- **Exercise aim**
Search the records for the string "Prithvi" and copy every line in which it appears.

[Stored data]
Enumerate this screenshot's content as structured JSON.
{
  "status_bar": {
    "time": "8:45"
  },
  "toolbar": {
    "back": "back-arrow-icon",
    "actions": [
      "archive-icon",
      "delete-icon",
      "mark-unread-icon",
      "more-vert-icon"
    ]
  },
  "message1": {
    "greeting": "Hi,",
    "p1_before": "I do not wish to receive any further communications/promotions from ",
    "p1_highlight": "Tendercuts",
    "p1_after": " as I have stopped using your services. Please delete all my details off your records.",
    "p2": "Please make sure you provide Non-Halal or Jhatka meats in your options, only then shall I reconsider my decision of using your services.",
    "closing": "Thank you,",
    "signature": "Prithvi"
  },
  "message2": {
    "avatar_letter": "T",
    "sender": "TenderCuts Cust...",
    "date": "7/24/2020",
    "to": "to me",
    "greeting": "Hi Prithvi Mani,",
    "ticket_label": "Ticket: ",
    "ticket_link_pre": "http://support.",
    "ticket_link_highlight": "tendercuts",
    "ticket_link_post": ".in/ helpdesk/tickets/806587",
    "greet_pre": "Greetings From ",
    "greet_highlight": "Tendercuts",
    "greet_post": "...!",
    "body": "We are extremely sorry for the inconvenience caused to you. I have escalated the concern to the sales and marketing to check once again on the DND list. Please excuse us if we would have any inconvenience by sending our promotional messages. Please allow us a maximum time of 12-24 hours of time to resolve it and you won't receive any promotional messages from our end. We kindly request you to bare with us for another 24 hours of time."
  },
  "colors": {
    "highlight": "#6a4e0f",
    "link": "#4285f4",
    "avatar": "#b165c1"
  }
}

- **Solution to this exercise**
    "signature": "Prithvi"
    "greeting": "Hi Prithvi Mani,",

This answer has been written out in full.